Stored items
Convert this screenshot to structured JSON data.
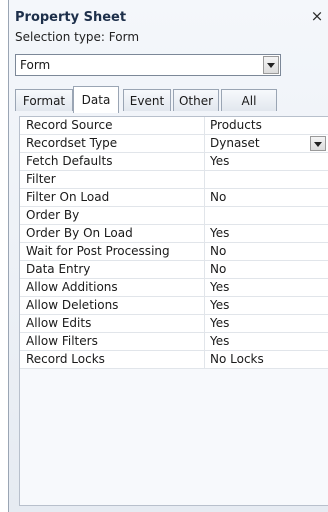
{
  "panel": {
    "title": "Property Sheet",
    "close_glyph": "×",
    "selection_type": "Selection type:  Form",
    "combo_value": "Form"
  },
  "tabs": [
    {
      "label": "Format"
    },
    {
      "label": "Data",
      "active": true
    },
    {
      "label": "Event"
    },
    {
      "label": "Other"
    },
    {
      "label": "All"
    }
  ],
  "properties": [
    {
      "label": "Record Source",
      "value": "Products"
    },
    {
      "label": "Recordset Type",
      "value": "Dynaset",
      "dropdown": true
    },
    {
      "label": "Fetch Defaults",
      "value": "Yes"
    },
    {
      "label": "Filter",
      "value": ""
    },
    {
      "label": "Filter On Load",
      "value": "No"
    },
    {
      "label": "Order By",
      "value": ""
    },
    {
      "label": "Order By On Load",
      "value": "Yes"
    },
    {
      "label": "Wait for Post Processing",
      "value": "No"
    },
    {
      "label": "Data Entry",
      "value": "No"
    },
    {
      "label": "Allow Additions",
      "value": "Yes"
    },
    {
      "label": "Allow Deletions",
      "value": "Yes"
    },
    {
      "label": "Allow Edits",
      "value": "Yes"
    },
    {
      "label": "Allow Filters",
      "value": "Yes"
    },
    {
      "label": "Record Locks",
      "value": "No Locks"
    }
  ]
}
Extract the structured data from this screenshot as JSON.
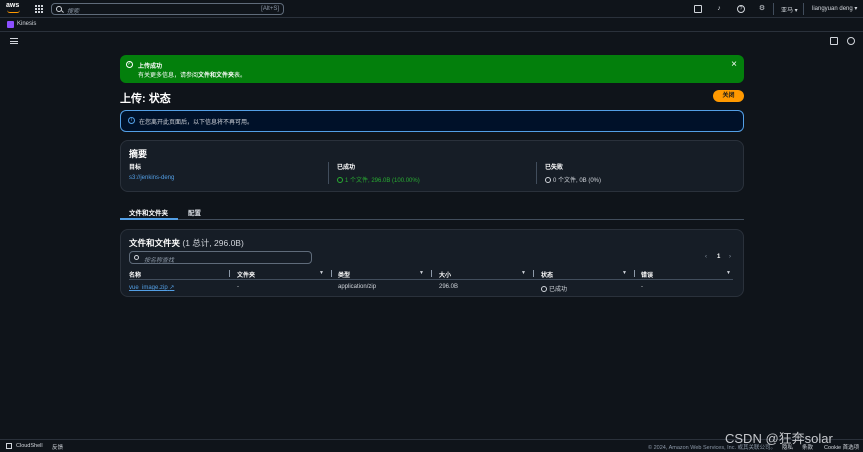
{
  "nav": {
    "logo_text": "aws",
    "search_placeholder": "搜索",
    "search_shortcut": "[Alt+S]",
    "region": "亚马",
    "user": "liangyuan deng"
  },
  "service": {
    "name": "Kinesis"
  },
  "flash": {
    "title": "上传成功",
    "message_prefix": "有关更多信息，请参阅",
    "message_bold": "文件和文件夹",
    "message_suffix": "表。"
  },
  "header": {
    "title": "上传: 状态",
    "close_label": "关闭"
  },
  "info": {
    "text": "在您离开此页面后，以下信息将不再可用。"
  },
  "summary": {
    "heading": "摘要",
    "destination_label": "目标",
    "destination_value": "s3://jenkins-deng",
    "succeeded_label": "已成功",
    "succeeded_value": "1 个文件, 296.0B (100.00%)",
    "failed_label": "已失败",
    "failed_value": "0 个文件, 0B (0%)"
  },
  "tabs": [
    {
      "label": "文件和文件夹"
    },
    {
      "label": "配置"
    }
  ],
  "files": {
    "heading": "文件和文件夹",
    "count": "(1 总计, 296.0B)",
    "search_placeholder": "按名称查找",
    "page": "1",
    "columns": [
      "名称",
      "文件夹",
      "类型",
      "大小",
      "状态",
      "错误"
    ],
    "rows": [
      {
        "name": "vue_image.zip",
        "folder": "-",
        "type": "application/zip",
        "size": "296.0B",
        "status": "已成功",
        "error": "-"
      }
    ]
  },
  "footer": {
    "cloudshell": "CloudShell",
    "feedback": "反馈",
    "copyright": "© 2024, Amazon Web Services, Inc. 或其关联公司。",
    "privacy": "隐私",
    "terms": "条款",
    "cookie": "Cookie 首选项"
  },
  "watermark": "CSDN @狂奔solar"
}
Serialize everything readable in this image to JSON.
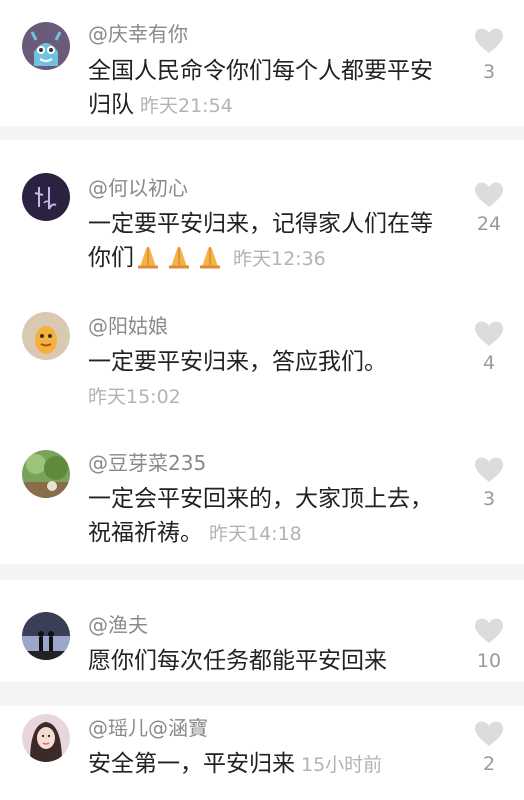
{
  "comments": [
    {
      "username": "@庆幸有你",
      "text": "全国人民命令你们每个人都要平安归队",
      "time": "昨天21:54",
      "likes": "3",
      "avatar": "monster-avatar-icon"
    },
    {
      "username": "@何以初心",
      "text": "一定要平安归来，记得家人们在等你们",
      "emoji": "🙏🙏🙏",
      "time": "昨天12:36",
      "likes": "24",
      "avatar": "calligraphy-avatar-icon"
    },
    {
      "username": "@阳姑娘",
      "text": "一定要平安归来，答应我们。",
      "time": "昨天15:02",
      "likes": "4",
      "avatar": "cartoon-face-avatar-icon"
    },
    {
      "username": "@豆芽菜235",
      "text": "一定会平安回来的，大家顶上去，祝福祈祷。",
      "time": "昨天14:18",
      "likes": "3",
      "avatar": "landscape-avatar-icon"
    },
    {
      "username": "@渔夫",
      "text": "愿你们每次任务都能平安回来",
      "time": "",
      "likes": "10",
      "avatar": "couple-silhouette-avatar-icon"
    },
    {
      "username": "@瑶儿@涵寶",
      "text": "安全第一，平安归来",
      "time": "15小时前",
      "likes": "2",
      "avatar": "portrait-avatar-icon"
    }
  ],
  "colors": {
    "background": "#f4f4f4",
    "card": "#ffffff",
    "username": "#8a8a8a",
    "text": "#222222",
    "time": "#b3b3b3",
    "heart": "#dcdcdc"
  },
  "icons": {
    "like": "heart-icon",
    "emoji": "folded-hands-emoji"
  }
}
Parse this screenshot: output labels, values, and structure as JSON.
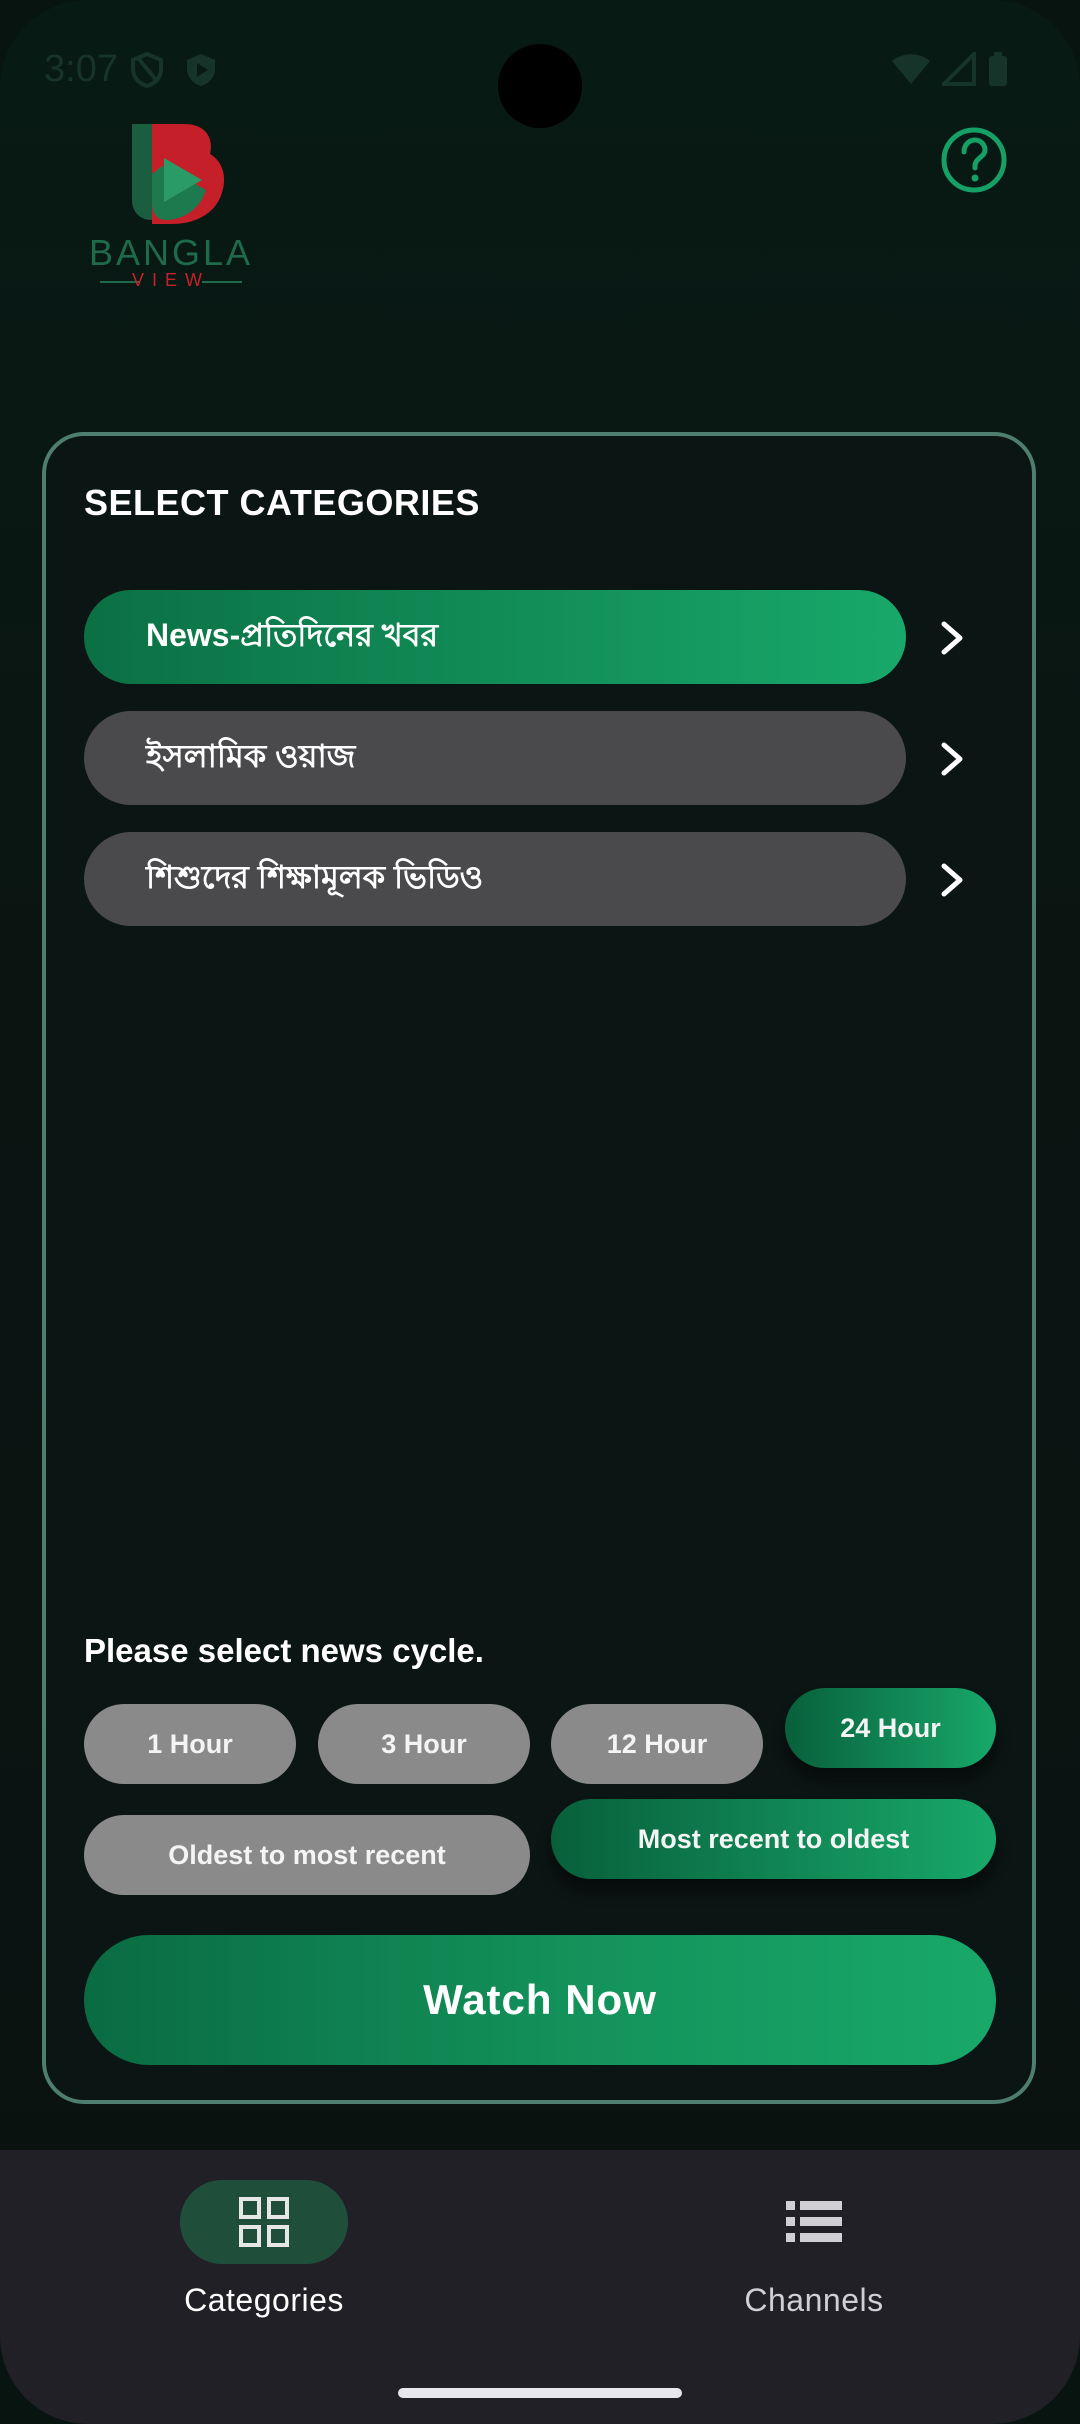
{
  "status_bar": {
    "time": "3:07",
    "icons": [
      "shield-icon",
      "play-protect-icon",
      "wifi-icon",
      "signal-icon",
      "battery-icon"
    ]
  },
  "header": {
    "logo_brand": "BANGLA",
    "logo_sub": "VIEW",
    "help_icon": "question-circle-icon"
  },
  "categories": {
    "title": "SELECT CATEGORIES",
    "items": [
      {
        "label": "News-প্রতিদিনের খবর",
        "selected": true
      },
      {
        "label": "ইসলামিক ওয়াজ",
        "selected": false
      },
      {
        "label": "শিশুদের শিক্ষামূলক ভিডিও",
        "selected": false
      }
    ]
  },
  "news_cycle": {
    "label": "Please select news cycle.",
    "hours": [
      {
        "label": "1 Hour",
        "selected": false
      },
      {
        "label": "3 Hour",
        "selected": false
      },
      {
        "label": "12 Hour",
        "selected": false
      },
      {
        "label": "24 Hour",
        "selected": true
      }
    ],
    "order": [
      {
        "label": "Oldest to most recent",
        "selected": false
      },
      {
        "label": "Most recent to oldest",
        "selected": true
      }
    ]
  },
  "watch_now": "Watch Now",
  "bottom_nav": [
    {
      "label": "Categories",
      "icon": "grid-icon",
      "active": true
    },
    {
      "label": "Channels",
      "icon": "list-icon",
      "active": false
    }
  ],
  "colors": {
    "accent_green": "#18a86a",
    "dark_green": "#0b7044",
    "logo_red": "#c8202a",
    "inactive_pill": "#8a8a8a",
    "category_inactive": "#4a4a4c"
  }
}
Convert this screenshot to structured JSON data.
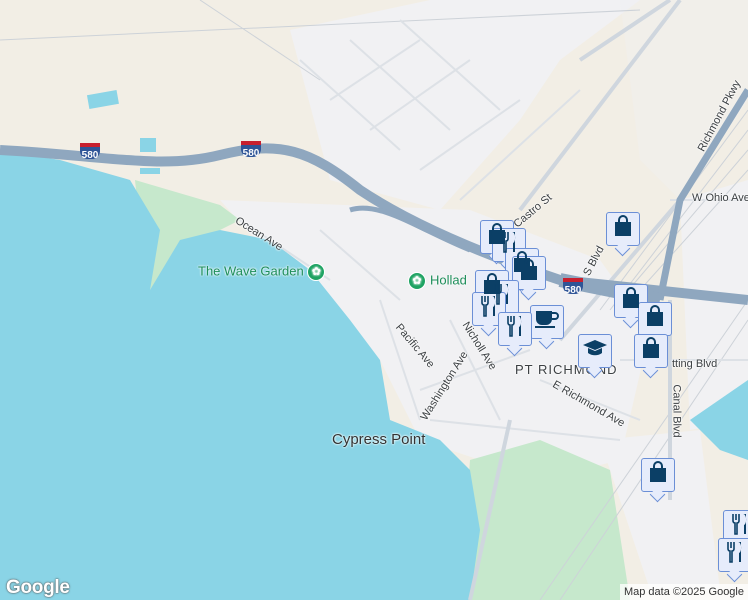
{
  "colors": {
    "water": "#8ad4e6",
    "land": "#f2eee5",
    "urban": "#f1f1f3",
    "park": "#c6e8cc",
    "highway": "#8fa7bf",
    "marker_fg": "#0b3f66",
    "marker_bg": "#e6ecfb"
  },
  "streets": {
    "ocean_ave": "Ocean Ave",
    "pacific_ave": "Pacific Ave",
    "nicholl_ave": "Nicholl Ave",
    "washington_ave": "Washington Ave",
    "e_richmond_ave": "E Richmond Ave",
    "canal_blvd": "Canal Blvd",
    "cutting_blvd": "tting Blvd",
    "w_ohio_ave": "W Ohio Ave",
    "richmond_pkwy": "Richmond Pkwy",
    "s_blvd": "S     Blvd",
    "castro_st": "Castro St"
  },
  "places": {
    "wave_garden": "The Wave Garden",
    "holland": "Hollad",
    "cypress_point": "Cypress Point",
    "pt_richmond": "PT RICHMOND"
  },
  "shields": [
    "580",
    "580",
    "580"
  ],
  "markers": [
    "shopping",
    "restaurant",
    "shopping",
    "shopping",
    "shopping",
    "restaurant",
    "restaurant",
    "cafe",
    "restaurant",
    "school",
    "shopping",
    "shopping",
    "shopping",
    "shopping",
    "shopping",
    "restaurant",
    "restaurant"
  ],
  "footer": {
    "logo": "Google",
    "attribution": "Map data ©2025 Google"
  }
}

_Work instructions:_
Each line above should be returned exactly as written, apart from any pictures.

_Task answer:_
Convert this screenshot to structured JSON data.
{
  "panel": {
    "title": "Property Sheet",
    "close_glyph": "×",
    "selection_type": "Selection type:  Form",
    "combo_value": "Form"
  },
  "tabs": [
    {
      "label": "Format"
    },
    {
      "label": "Data",
      "active": true
    },
    {
      "label": "Event"
    },
    {
      "label": "Other"
    },
    {
      "label": "All"
    }
  ],
  "properties": [
    {
      "label": "Record Source",
      "value": "Products"
    },
    {
      "label": "Recordset Type",
      "value": "Dynaset",
      "dropdown": true
    },
    {
      "label": "Fetch Defaults",
      "value": "Yes"
    },
    {
      "label": "Filter",
      "value": ""
    },
    {
      "label": "Filter On Load",
      "value": "No"
    },
    {
      "label": "Order By",
      "value": ""
    },
    {
      "label": "Order By On Load",
      "value": "Yes"
    },
    {
      "label": "Wait for Post Processing",
      "value": "No"
    },
    {
      "label": "Data Entry",
      "value": "No"
    },
    {
      "label": "Allow Additions",
      "value": "Yes"
    },
    {
      "label": "Allow Deletions",
      "value": "Yes"
    },
    {
      "label": "Allow Edits",
      "value": "Yes"
    },
    {
      "label": "Allow Filters",
      "value": "Yes"
    },
    {
      "label": "Record Locks",
      "value": "No Locks"
    }
  ]
}
Extract the structured data from this screenshot as JSON.
{
  "nav": {
    "logo_text": "aws",
    "search_placeholder": "搜索",
    "search_shortcut": "[Alt+S]",
    "region": "亚马",
    "user": "liangyuan deng"
  },
  "service": {
    "name": "Kinesis"
  },
  "flash": {
    "title": "上传成功",
    "message_prefix": "有关更多信息，请参阅",
    "message_bold": "文件和文件夹",
    "message_suffix": "表。"
  },
  "header": {
    "title": "上传: 状态",
    "close_label": "关闭"
  },
  "info": {
    "text": "在您离开此页面后，以下信息将不再可用。"
  },
  "summary": {
    "heading": "摘要",
    "destination_label": "目标",
    "destination_value": "s3://jenkins-deng",
    "succeeded_label": "已成功",
    "succeeded_value": "1 个文件, 296.0B (100.00%)",
    "failed_label": "已失败",
    "failed_value": "0 个文件, 0B (0%)"
  },
  "tabs": [
    {
      "label": "文件和文件夹"
    },
    {
      "label": "配置"
    }
  ],
  "files": {
    "heading": "文件和文件夹",
    "count": "(1 总计, 296.0B)",
    "search_placeholder": "按名称查找",
    "page": "1",
    "columns": [
      "名称",
      "文件夹",
      "类型",
      "大小",
      "状态",
      "错误"
    ],
    "rows": [
      {
        "name": "vue_image.zip",
        "folder": "-",
        "type": "application/zip",
        "size": "296.0B",
        "status": "已成功",
        "error": "-"
      }
    ]
  },
  "footer": {
    "cloudshell": "CloudShell",
    "feedback": "反馈",
    "copyright": "© 2024, Amazon Web Services, Inc. 或其关联公司。",
    "privacy": "隐私",
    "terms": "条款",
    "cookie": "Cookie 首选项"
  },
  "watermark": "CSDN @狂奔solar"
}
Serialize everything readable in this image to JSON.
{
  "comments": [
    {
      "username": "@庆幸有你",
      "text": "全国人民命令你们每个人都要平安归队",
      "time": "昨天21:54",
      "likes": "3",
      "avatar": "monster-avatar-icon"
    },
    {
      "username": "@何以初心",
      "text": "一定要平安归来，记得家人们在等你们",
      "emoji": "🙏🙏🙏",
      "time": "昨天12:36",
      "likes": "24",
      "avatar": "calligraphy-avatar-icon"
    },
    {
      "username": "@阳姑娘",
      "text": "一定要平安归来，答应我们。",
      "time": "昨天15:02",
      "likes": "4",
      "avatar": "cartoon-face-avatar-icon"
    },
    {
      "username": "@豆芽菜235",
      "text": "一定会平安回来的，大家顶上去，祝福祈祷。",
      "time": "昨天14:18",
      "likes": "3",
      "avatar": "landscape-avatar-icon"
    },
    {
      "username": "@渔夫",
      "text": "愿你们每次任务都能平安回来",
      "time": "",
      "likes": "10",
      "avatar": "couple-silhouette-avatar-icon"
    },
    {
      "username": "@瑶儿@涵寶",
      "text": "安全第一，平安归来",
      "time": "15小时前",
      "likes": "2",
      "avatar": "portrait-avatar-icon"
    }
  ],
  "colors": {
    "background": "#f4f4f4",
    "card": "#ffffff",
    "username": "#8a8a8a",
    "text": "#222222",
    "time": "#b3b3b3",
    "heart": "#dcdcdc"
  },
  "icons": {
    "like": "heart-icon",
    "emoji": "folded-hands-emoji"
  }
}
Parse this screenshot: output labels, values, and structure as JSON.
{
  "status_bar": {
    "time": "3:07",
    "icons": [
      "shield-icon",
      "play-protect-icon",
      "wifi-icon",
      "signal-icon",
      "battery-icon"
    ]
  },
  "header": {
    "logo_brand": "BANGLA",
    "logo_sub": "VIEW",
    "help_icon": "question-circle-icon"
  },
  "categories": {
    "title": "SELECT CATEGORIES",
    "items": [
      {
        "label": "News-প্রতিদিনের খবর",
        "selected": true
      },
      {
        "label": "ইসলামিক ওয়াজ",
        "selected": false
      },
      {
        "label": "শিশুদের শিক্ষামূলক ভিডিও",
        "selected": false
      }
    ]
  },
  "news_cycle": {
    "label": "Please select news cycle.",
    "hours": [
      {
        "label": "1 Hour",
        "selected": false
      },
      {
        "label": "3 Hour",
        "selected": false
      },
      {
        "label": "12 Hour",
        "selected": false
      },
      {
        "label": "24 Hour",
        "selected": true
      }
    ],
    "order": [
      {
        "label": "Oldest to most recent",
        "selected": false
      },
      {
        "label": "Most recent to oldest",
        "selected": true
      }
    ]
  },
  "watch_now": "Watch Now",
  "bottom_nav": [
    {
      "label": "Categories",
      "icon": "grid-icon",
      "active": true
    },
    {
      "label": "Channels",
      "icon": "list-icon",
      "active": false
    }
  ],
  "colors": {
    "accent_green": "#18a86a",
    "dark_green": "#0b7044",
    "logo_red": "#c8202a",
    "inactive_pill": "#8a8a8a",
    "category_inactive": "#4a4a4c"
  }
}
Convert this screenshot to structured JSON data.
{
  "colors": {
    "water": "#8ad4e6",
    "land": "#f2eee5",
    "urban": "#f1f1f3",
    "park": "#c6e8cc",
    "highway": "#8fa7bf",
    "marker_fg": "#0b3f66",
    "marker_bg": "#e6ecfb"
  },
  "streets": {
    "ocean_ave": "Ocean Ave",
    "pacific_ave": "Pacific Ave",
    "nicholl_ave": "Nicholl Ave",
    "washington_ave": "Washington Ave",
    "e_richmond_ave": "E Richmond Ave",
    "canal_blvd": "Canal Blvd",
    "cutting_blvd": "tting Blvd",
    "w_ohio_ave": "W Ohio Ave",
    "richmond_pkwy": "Richmond Pkwy",
    "s_blvd": "S     Blvd",
    "castro_st": "Castro St"
  },
  "places": {
    "wave_garden": "The Wave Garden",
    "holland": "Hollad",
    "cypress_point": "Cypress Point",
    "pt_richmond": "PT RICHMOND"
  },
  "shields": [
    "580",
    "580",
    "580"
  ],
  "markers": [
    "shopping",
    "restaurant",
    "shopping",
    "shopping",
    "shopping",
    "restaurant",
    "restaurant",
    "cafe",
    "restaurant",
    "school",
    "shopping",
    "shopping",
    "shopping",
    "shopping",
    "shopping",
    "restaurant",
    "restaurant"
  ],
  "footer": {
    "logo": "Google",
    "attribution": "Map data ©2025 Google"
  }
}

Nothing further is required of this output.